Work request. Output every entry below word for word, without its pictures.

Information shown.
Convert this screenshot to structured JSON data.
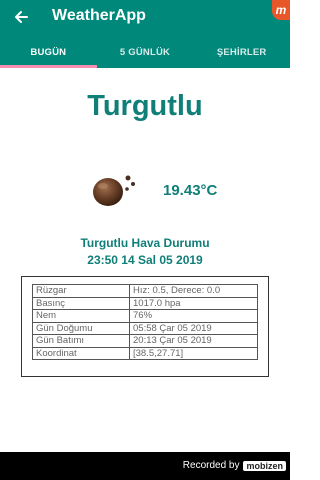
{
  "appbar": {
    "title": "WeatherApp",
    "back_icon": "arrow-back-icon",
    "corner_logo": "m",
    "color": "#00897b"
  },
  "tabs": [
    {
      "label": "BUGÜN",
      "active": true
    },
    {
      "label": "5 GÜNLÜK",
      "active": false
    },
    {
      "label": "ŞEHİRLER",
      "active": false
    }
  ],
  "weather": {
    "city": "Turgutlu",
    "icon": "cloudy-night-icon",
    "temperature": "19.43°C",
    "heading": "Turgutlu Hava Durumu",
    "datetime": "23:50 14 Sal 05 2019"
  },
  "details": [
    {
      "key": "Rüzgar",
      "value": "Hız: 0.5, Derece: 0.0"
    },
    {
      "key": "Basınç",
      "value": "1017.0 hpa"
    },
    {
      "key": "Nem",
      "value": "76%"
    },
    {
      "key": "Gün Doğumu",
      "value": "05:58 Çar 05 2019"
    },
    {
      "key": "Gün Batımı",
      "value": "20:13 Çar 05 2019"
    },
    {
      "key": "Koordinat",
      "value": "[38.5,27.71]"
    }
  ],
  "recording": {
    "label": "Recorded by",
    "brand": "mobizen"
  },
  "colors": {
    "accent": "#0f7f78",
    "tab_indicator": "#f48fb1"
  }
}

Exercise output.
Convert this screenshot to structured JSON data.
{
  "appbar": {
    "title": "WeatherApp",
    "back_icon": "arrow-back-icon",
    "corner_logo": "m",
    "color": "#00897b"
  },
  "tabs": [
    {
      "label": "BUGÜN",
      "active": true
    },
    {
      "label": "5 GÜNLÜK",
      "active": false
    },
    {
      "label": "ŞEHİRLER",
      "active": false
    }
  ],
  "weather": {
    "city": "Turgutlu",
    "icon": "cloudy-night-icon",
    "temperature": "19.43°C",
    "heading": "Turgutlu Hava Durumu",
    "datetime": "23:50 14 Sal 05 2019"
  },
  "details": [
    {
      "key": "Rüzgar",
      "value": "Hız: 0.5, Derece: 0.0"
    },
    {
      "key": "Basınç",
      "value": "1017.0 hpa"
    },
    {
      "key": "Nem",
      "value": "76%"
    },
    {
      "key": "Gün Doğumu",
      "value": "05:58 Çar 05 2019"
    },
    {
      "key": "Gün Batımı",
      "value": "20:13 Çar 05 2019"
    },
    {
      "key": "Koordinat",
      "value": "[38.5,27.71]"
    }
  ],
  "recording": {
    "label": "Recorded by",
    "brand": "mobizen"
  },
  "colors": {
    "accent": "#0f7f78",
    "tab_indicator": "#f48fb1"
  }
}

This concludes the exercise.